**Assignment**
Write out all the entries word for word and omit any pictures.

━━━ Extracted information ━━━

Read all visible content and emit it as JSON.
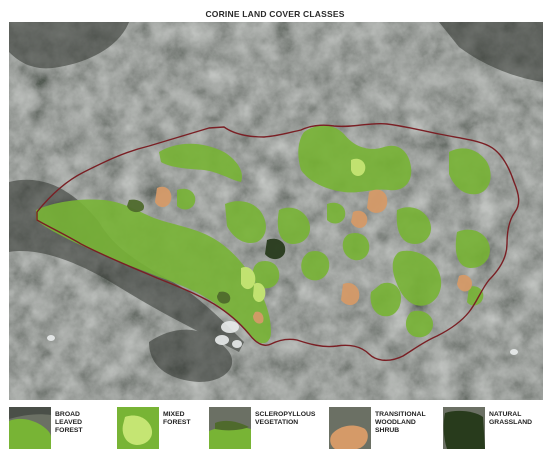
{
  "title": "CORINE LAND COVER CLASSES",
  "legend": [
    {
      "label": "BROAD\nLEAVED\nFOREST",
      "color": "#78b435",
      "icon": "broad-leaved-forest-swatch"
    },
    {
      "label": "MIXED\nFOREST",
      "color": "#c5e573",
      "icon": "mixed-forest-swatch"
    },
    {
      "label": "SCLEROPYLLOUS\nVEGETATION",
      "color": "#4f6a2c",
      "icon": "sclerophyllous-vegetation-swatch"
    },
    {
      "label": "TRANSITIONAL\nWOODLAND\nSHRUB",
      "color": "#d59a68",
      "icon": "transitional-woodland-shrub-swatch"
    },
    {
      "label": "NATURAL\nGRASSLAND",
      "color": "#283b1c",
      "icon": "natural-grassland-swatch"
    }
  ],
  "colors": {
    "boundary": "#7a1f24",
    "satellite_base": "#505550"
  }
}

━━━

**Output of the task**
Read all visible content and emit it as JSON.
{
  "title": "CORINE LAND COVER CLASSES",
  "legend": [
    {
      "label": "BROAD\nLEAVED\nFOREST",
      "color": "#78b435",
      "icon": "broad-leaved-forest-swatch"
    },
    {
      "label": "MIXED\nFOREST",
      "color": "#c5e573",
      "icon": "mixed-forest-swatch"
    },
    {
      "label": "SCLEROPYLLOUS\nVEGETATION",
      "color": "#4f6a2c",
      "icon": "sclerophyllous-vegetation-swatch"
    },
    {
      "label": "TRANSITIONAL\nWOODLAND\nSHRUB",
      "color": "#d59a68",
      "icon": "transitional-woodland-shrub-swatch"
    },
    {
      "label": "NATURAL\nGRASSLAND",
      "color": "#283b1c",
      "icon": "natural-grassland-swatch"
    }
  ],
  "colors": {
    "boundary": "#7a1f24",
    "satellite_base": "#505550"
  }
}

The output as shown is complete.